#### PROMPT:
Each entry must appear in the answer exactly as given.

#### STORED DATA:
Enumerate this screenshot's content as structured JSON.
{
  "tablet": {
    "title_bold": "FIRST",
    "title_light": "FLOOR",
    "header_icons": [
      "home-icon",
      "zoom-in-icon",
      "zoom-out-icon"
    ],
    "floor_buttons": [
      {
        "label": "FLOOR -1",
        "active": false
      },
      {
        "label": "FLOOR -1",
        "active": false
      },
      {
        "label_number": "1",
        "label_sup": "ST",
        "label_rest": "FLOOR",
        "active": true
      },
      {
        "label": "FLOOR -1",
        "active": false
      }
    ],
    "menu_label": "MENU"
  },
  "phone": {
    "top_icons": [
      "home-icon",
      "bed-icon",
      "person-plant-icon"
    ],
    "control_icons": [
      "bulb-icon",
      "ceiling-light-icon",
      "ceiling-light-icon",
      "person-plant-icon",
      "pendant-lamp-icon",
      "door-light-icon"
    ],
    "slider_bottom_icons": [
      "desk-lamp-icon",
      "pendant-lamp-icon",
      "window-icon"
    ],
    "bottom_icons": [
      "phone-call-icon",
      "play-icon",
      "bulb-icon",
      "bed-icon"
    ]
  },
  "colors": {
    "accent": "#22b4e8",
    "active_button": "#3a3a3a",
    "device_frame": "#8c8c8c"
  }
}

#### OUTPUT FOR THIS EXERCISE:
Enumerate this screenshot's content as structured JSON.
{
  "tablet": {
    "title_bold": "FIRST",
    "title_light": "FLOOR",
    "header_icons": [
      "home-icon",
      "zoom-in-icon",
      "zoom-out-icon"
    ],
    "floor_buttons": [
      {
        "label": "FLOOR -1",
        "active": false
      },
      {
        "label": "FLOOR -1",
        "active": false
      },
      {
        "label_number": "1",
        "label_sup": "ST",
        "label_rest": "FLOOR",
        "active": true
      },
      {
        "label": "FLOOR -1",
        "active": false
      }
    ],
    "menu_label": "MENU"
  },
  "phone": {
    "top_icons": [
      "home-icon",
      "bed-icon",
      "person-plant-icon"
    ],
    "control_icons": [
      "bulb-icon",
      "ceiling-light-icon",
      "ceiling-light-icon",
      "person-plant-icon",
      "pendant-lamp-icon",
      "door-light-icon"
    ],
    "slider_bottom_icons": [
      "desk-lamp-icon",
      "pendant-lamp-icon",
      "window-icon"
    ],
    "bottom_icons": [
      "phone-call-icon",
      "play-icon",
      "bulb-icon",
      "bed-icon"
    ]
  },
  "colors": {
    "accent": "#22b4e8",
    "active_button": "#3a3a3a",
    "device_frame": "#8c8c8c"
  }
}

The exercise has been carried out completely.